- PROVIDED INFORMATION
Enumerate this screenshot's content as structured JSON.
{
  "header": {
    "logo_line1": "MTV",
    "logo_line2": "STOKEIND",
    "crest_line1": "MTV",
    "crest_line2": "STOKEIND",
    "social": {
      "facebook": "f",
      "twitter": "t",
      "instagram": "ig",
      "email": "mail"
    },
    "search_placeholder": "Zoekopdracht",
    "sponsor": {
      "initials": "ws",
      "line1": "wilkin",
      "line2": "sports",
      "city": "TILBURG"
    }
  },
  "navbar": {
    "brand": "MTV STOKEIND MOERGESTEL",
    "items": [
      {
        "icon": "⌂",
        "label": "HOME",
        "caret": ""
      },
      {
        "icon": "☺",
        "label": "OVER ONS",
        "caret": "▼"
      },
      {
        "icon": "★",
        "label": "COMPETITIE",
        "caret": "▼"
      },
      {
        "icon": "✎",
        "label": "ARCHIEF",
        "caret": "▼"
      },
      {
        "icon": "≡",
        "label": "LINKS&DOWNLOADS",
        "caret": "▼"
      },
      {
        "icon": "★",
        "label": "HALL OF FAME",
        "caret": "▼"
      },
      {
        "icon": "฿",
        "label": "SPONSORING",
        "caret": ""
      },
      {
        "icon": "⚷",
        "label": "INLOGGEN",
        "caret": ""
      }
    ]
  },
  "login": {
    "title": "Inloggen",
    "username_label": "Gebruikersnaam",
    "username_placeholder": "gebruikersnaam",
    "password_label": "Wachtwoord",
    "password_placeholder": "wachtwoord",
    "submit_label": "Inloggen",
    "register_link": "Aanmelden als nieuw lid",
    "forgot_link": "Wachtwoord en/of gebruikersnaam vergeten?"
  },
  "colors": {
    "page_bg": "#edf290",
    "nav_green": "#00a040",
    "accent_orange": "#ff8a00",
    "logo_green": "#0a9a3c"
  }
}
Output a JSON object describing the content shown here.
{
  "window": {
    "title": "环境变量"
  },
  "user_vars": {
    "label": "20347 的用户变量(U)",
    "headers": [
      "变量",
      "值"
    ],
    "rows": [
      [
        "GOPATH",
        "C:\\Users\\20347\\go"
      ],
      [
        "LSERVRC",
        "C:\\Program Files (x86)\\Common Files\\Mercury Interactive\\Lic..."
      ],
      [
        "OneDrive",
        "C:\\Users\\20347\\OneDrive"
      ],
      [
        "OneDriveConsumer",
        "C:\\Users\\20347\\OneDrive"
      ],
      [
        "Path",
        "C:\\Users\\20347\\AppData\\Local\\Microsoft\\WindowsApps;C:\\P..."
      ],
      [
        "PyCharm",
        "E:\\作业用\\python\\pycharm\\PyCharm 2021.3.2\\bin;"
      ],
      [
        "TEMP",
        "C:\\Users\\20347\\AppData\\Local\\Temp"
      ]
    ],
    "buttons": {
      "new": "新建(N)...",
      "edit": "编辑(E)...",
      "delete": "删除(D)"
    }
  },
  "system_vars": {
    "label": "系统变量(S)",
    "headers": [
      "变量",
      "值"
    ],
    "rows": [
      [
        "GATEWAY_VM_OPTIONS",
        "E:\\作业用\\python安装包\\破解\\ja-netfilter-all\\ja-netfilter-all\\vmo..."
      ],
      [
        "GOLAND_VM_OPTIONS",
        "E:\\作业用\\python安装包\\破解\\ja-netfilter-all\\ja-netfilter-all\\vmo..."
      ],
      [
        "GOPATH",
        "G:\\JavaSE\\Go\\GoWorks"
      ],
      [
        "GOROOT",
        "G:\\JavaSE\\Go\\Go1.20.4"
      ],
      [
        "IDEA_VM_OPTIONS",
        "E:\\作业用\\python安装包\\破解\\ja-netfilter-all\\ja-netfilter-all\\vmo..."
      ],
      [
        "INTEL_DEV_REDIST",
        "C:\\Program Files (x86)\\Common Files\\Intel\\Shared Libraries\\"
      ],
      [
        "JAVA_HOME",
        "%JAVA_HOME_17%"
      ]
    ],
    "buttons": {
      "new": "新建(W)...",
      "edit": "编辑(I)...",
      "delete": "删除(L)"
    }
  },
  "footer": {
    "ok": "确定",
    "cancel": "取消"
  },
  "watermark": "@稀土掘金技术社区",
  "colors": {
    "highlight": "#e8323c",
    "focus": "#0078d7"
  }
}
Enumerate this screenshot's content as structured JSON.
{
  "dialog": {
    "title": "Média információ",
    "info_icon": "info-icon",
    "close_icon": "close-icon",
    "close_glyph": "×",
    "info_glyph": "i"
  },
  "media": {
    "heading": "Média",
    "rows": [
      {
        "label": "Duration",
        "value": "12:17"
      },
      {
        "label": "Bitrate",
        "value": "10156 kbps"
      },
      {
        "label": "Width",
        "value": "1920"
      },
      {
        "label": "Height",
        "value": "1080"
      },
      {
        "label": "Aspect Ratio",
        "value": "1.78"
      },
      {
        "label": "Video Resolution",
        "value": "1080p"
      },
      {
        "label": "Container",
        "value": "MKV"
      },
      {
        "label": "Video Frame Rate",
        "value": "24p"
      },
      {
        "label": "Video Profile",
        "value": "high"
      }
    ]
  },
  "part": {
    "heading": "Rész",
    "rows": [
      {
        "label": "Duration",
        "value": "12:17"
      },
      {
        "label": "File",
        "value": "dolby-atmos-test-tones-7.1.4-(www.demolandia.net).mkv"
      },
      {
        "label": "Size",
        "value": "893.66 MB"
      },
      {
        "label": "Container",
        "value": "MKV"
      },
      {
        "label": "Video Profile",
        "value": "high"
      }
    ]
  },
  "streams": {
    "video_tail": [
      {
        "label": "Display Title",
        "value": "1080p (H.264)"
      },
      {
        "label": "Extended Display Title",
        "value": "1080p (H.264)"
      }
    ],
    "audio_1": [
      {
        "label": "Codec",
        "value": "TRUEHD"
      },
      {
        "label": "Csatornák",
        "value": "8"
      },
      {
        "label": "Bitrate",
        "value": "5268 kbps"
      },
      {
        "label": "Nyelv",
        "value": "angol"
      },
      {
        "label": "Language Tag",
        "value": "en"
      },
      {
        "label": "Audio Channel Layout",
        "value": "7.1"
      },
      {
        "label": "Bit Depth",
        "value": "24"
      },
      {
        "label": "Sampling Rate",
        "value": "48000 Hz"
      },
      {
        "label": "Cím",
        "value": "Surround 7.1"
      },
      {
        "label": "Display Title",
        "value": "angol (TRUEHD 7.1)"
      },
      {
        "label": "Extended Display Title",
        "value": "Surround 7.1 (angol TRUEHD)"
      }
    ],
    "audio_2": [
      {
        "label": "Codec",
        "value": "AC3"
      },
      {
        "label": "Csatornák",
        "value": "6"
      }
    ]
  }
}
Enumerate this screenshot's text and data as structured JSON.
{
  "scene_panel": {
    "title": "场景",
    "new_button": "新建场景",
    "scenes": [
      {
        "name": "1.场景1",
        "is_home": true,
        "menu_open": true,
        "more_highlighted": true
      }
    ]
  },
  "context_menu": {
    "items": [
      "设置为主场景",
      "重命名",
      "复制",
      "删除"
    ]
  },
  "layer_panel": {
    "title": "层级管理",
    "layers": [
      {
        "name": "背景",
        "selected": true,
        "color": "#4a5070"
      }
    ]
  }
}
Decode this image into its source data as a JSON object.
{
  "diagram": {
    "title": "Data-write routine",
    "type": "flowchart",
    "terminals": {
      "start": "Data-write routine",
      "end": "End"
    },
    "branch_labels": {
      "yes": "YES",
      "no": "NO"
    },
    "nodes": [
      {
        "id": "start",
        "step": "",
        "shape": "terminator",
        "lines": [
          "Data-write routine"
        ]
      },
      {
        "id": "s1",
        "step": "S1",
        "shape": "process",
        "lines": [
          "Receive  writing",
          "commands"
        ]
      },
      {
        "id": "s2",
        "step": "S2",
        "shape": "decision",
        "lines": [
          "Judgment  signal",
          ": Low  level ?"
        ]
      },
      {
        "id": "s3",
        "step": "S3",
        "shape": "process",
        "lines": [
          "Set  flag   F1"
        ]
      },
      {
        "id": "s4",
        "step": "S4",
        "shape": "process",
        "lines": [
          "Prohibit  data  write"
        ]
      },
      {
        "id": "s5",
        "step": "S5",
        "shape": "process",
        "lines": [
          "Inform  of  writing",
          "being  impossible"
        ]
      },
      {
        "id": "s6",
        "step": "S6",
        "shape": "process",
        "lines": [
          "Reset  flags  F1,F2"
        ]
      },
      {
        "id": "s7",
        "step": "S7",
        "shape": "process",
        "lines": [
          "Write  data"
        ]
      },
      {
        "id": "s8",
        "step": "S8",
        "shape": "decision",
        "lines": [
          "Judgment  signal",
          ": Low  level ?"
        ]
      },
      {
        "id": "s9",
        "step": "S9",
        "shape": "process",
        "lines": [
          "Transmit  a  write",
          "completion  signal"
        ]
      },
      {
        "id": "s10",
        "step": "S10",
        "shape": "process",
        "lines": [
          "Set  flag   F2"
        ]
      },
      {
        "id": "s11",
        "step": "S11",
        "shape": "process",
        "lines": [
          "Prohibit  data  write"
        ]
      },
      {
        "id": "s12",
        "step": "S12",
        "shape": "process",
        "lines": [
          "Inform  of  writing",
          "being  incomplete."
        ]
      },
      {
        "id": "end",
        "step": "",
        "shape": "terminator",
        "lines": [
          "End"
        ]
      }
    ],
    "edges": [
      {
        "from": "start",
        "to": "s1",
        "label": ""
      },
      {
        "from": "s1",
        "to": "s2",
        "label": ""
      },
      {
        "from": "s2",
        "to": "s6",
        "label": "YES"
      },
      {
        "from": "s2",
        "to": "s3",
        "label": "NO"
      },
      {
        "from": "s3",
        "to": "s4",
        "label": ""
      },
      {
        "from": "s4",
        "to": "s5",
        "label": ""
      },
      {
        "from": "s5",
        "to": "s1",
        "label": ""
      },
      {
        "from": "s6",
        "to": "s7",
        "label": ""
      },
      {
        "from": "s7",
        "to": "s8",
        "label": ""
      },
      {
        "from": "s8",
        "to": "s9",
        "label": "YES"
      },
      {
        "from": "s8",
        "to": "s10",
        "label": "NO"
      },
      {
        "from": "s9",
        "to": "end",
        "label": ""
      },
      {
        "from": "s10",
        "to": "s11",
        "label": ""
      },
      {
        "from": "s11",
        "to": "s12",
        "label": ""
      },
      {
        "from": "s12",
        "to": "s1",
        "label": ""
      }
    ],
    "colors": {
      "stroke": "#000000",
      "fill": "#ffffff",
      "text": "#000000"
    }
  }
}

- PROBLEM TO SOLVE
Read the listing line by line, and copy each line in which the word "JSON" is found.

- WRITTEN RESPONSE
Enumerate this screenshot's content as structured JSON.
Output a JSON object describing the content shown here.
Enumerate this screenshot's content as structured JSON.
Enumerate this screenshot's text and data as structured JSON.
Decode this image into its source data as a JSON object.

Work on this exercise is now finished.